| About this exercise |
Return the data exactly, with all pictures removed.

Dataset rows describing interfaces
⟨
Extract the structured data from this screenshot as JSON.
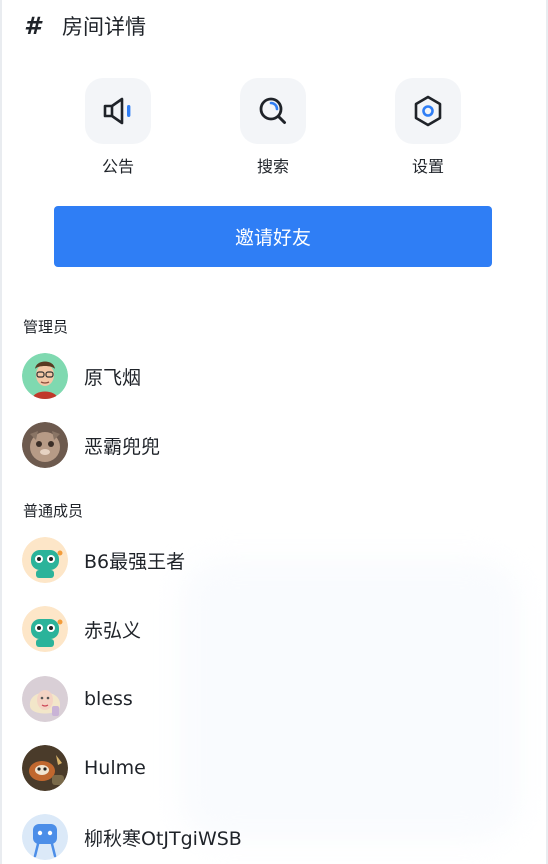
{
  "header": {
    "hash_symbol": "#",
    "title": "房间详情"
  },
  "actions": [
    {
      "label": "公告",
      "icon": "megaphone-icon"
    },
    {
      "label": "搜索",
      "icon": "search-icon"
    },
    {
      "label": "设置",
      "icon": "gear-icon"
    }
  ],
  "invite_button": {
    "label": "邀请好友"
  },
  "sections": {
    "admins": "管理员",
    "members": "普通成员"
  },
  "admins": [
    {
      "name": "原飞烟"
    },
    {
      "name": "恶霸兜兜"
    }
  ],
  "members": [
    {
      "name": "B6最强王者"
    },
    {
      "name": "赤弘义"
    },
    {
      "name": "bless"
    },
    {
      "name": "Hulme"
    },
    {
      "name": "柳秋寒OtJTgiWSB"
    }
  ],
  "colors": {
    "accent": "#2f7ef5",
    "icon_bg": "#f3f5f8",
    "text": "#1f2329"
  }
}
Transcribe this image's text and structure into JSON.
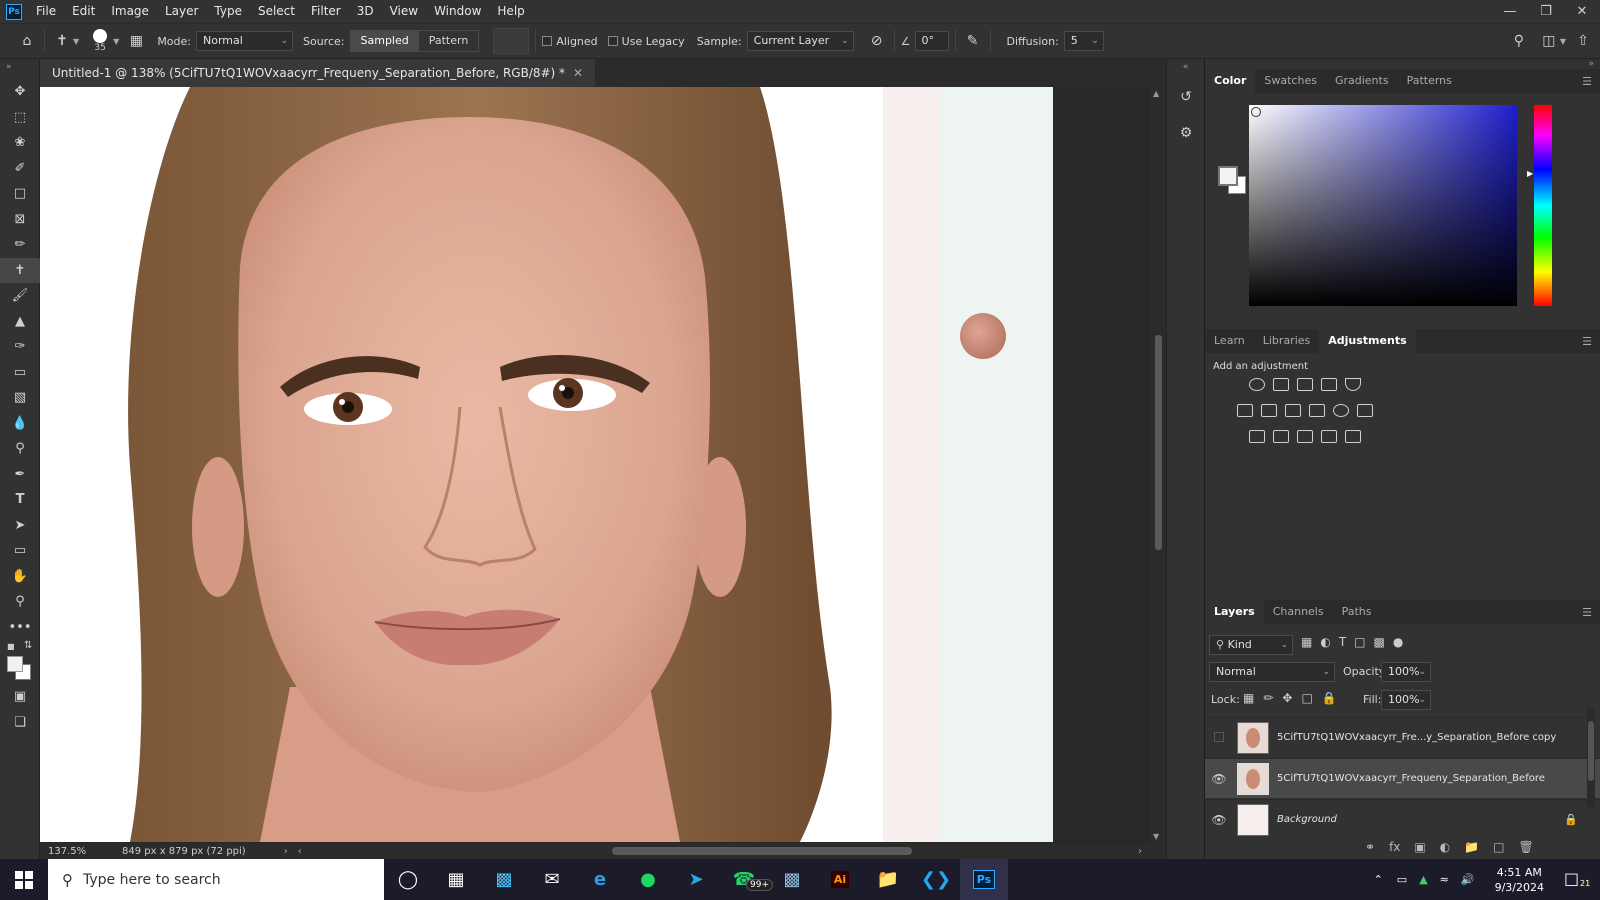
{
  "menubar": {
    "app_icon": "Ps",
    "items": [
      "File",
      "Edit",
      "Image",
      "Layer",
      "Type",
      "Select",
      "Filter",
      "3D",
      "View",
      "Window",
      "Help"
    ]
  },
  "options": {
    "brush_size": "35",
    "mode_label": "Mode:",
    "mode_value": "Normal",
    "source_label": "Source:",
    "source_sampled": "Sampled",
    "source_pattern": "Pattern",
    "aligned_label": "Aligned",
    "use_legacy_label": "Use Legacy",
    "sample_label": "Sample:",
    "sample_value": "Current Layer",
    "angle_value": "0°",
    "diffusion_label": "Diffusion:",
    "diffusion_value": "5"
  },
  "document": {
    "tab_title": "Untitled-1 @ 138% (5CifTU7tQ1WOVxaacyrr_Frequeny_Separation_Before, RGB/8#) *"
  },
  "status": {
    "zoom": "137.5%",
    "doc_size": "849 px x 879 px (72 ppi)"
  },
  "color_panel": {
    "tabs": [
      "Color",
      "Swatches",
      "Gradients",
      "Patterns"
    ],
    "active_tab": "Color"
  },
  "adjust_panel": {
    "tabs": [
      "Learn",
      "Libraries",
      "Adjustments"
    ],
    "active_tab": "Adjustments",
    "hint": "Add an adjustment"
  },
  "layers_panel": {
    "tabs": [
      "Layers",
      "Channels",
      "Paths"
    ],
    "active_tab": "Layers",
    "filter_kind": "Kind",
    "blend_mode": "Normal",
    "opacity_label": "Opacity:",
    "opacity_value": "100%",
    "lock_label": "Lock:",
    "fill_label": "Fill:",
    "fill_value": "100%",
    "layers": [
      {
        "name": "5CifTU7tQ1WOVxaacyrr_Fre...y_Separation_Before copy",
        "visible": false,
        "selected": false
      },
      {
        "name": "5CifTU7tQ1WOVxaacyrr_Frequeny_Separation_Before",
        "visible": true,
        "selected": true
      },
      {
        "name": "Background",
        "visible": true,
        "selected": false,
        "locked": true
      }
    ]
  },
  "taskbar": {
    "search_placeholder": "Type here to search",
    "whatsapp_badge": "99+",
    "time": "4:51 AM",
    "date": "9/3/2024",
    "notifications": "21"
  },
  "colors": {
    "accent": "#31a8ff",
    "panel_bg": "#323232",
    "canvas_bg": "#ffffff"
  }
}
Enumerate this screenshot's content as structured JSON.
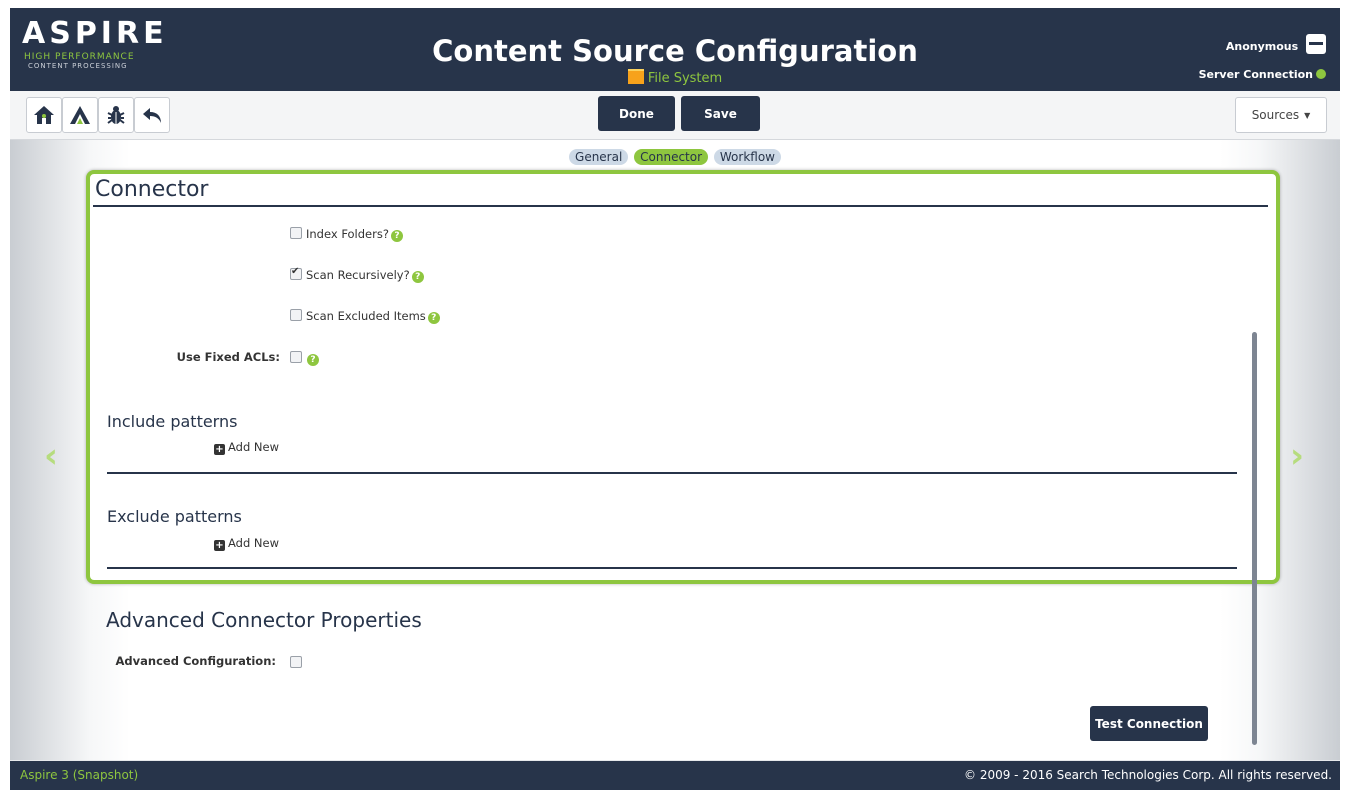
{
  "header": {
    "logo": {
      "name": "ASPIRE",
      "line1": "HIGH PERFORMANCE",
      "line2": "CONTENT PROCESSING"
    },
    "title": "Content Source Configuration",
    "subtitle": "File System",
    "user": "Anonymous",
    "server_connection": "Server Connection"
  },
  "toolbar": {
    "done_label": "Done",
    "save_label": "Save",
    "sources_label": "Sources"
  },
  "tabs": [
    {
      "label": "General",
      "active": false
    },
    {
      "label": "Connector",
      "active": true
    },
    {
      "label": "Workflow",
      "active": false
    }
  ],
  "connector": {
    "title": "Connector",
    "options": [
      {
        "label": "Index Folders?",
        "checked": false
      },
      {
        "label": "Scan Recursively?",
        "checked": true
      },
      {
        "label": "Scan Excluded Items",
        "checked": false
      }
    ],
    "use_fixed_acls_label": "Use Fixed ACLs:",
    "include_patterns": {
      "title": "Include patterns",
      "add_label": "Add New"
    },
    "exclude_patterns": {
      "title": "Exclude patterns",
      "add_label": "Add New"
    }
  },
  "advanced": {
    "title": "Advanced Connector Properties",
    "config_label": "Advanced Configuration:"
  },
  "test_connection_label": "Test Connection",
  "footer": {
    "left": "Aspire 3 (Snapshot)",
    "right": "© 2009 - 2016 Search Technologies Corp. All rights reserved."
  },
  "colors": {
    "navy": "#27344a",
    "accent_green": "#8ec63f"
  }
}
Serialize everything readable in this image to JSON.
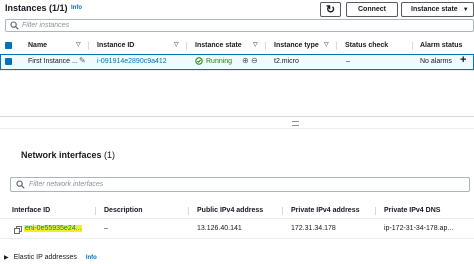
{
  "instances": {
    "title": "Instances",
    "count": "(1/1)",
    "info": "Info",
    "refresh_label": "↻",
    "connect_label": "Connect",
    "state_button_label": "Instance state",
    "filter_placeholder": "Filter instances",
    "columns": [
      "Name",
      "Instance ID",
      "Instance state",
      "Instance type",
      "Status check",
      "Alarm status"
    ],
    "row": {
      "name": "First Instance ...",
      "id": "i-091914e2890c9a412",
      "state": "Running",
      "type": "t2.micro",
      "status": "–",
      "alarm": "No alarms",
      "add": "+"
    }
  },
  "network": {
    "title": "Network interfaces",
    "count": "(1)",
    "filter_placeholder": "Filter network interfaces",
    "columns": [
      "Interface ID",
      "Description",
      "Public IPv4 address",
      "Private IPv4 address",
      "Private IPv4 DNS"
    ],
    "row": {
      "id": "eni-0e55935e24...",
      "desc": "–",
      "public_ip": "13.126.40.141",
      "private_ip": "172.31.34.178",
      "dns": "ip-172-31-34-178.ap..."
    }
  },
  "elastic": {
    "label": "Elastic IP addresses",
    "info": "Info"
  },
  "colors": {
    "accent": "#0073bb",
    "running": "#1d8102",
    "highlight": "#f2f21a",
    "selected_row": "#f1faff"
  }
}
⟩
| Exercise response |
Extract the structured data from this screenshot as JSON.
{
  "header": {
    "hash_symbol": "#",
    "title": "房间详情"
  },
  "actions": [
    {
      "label": "公告",
      "icon": "megaphone-icon"
    },
    {
      "label": "搜索",
      "icon": "search-icon"
    },
    {
      "label": "设置",
      "icon": "gear-icon"
    }
  ],
  "invite_button": {
    "label": "邀请好友"
  },
  "sections": {
    "admins": "管理员",
    "members": "普通成员"
  },
  "admins": [
    {
      "name": "原飞烟"
    },
    {
      "name": "恶霸兜兜"
    }
  ],
  "members": [
    {
      "name": "B6最强王者"
    },
    {
      "name": "赤弘义"
    },
    {
      "name": "bless"
    },
    {
      "name": "Hulme"
    },
    {
      "name": "柳秋寒OtJTgiWSB"
    }
  ],
  "colors": {
    "accent": "#2f7ef5",
    "icon_bg": "#f3f5f8",
    "text": "#1f2329"
  }
}
Transcribe this image's text and structure into JSON.
{
  "menubar": {
    "app_icon": "Ps",
    "items": [
      "File",
      "Edit",
      "Image",
      "Layer",
      "Type",
      "Select",
      "Filter",
      "3D",
      "View",
      "Window",
      "Help"
    ]
  },
  "options": {
    "brush_size": "35",
    "mode_label": "Mode:",
    "mode_value": "Normal",
    "source_label": "Source:",
    "source_sampled": "Sampled",
    "source_pattern": "Pattern",
    "aligned_label": "Aligned",
    "use_legacy_label": "Use Legacy",
    "sample_label": "Sample:",
    "sample_value": "Current Layer",
    "angle_value": "0°",
    "diffusion_label": "Diffusion:",
    "diffusion_value": "5"
  },
  "document": {
    "tab_title": "Untitled-1 @ 138% (5CifTU7tQ1WOVxaacyrr_Frequeny_Separation_Before, RGB/8#) *"
  },
  "status": {
    "zoom": "137.5%",
    "doc_size": "849 px x 879 px (72 ppi)"
  },
  "color_panel": {
    "tabs": [
      "Color",
      "Swatches",
      "Gradients",
      "Patterns"
    ],
    "active_tab": "Color"
  },
  "adjust_panel": {
    "tabs": [
      "Learn",
      "Libraries",
      "Adjustments"
    ],
    "active_tab": "Adjustments",
    "hint": "Add an adjustment"
  },
  "layers_panel": {
    "tabs": [
      "Layers",
      "Channels",
      "Paths"
    ],
    "active_tab": "Layers",
    "filter_kind": "Kind",
    "blend_mode": "Normal",
    "opacity_label": "Opacity:",
    "opacity_value": "100%",
    "lock_label": "Lock:",
    "fill_label": "Fill:",
    "fill_value": "100%",
    "layers": [
      {
        "name": "5CifTU7tQ1WOVxaacyrr_Fre...y_Separation_Before copy",
        "visible": false,
        "selected": false
      },
      {
        "name": "5CifTU7tQ1WOVxaacyrr_Frequeny_Separation_Before",
        "visible": true,
        "selected": true
      },
      {
        "name": "Background",
        "visible": true,
        "selected": false,
        "locked": true
      }
    ]
  },
  "taskbar": {
    "search_placeholder": "Type here to search",
    "whatsapp_badge": "99+",
    "time": "4:51 AM",
    "date": "9/3/2024",
    "notifications": "21"
  },
  "colors": {
    "accent": "#31a8ff",
    "panel_bg": "#323232",
    "canvas_bg": "#ffffff"
  }
}
Enumerate this screenshot's content as structured JSON.
{
  "header": {
    "logo": {
      "name": "ASPIRE",
      "line1": "HIGH PERFORMANCE",
      "line2": "CONTENT PROCESSING"
    },
    "title": "Content Source Configuration",
    "subtitle": "File System",
    "user": "Anonymous",
    "server_connection": "Server Connection"
  },
  "toolbar": {
    "done_label": "Done",
    "save_label": "Save",
    "sources_label": "Sources"
  },
  "tabs": [
    {
      "label": "General",
      "active": false
    },
    {
      "label": "Connector",
      "active": true
    },
    {
      "label": "Workflow",
      "active": false
    }
  ],
  "connector": {
    "title": "Connector",
    "options": [
      {
        "label": "Index Folders?",
        "checked": false
      },
      {
        "label": "Scan Recursively?",
        "checked": true
      },
      {
        "label": "Scan Excluded Items",
        "checked": false
      }
    ],
    "use_fixed_acls_label": "Use Fixed ACLs:",
    "include_patterns": {
      "title": "Include patterns",
      "add_label": "Add New"
    },
    "exclude_patterns": {
      "title": "Exclude patterns",
      "add_label": "Add New"
    }
  },
  "advanced": {
    "title": "Advanced Connector Properties",
    "config_label": "Advanced Configuration:"
  },
  "test_connection_label": "Test Connection",
  "footer": {
    "left": "Aspire 3 (Snapshot)",
    "right": "© 2009 - 2016 Search Technologies Corp. All rights reserved."
  },
  "colors": {
    "navy": "#27344a",
    "accent_green": "#8ec63f"
  }
}
Serialize everything readable in this image to JSON.
{
  "instances": {
    "title": "Instances",
    "count": "(1/1)",
    "info": "Info",
    "refresh_label": "↻",
    "connect_label": "Connect",
    "state_button_label": "Instance state",
    "filter_placeholder": "Filter instances",
    "columns": [
      "Name",
      "Instance ID",
      "Instance state",
      "Instance type",
      "Status check",
      "Alarm status"
    ],
    "row": {
      "name": "First Instance ...",
      "id": "i-091914e2890c9a412",
      "state": "Running",
      "type": "t2.micro",
      "status": "–",
      "alarm": "No alarms",
      "add": "+"
    }
  },
  "network": {
    "title": "Network interfaces",
    "count": "(1)",
    "filter_placeholder": "Filter network interfaces",
    "columns": [
      "Interface ID",
      "Description",
      "Public IPv4 address",
      "Private IPv4 address",
      "Private IPv4 DNS"
    ],
    "row": {
      "id": "eni-0e55935e24...",
      "desc": "–",
      "public_ip": "13.126.40.141",
      "private_ip": "172.31.34.178",
      "dns": "ip-172-31-34-178.ap..."
    }
  },
  "elastic": {
    "label": "Elastic IP addresses",
    "info": "Info"
  },
  "colors": {
    "accent": "#0073bb",
    "running": "#1d8102",
    "highlight": "#f2f21a",
    "selected_row": "#f1faff"
  }
}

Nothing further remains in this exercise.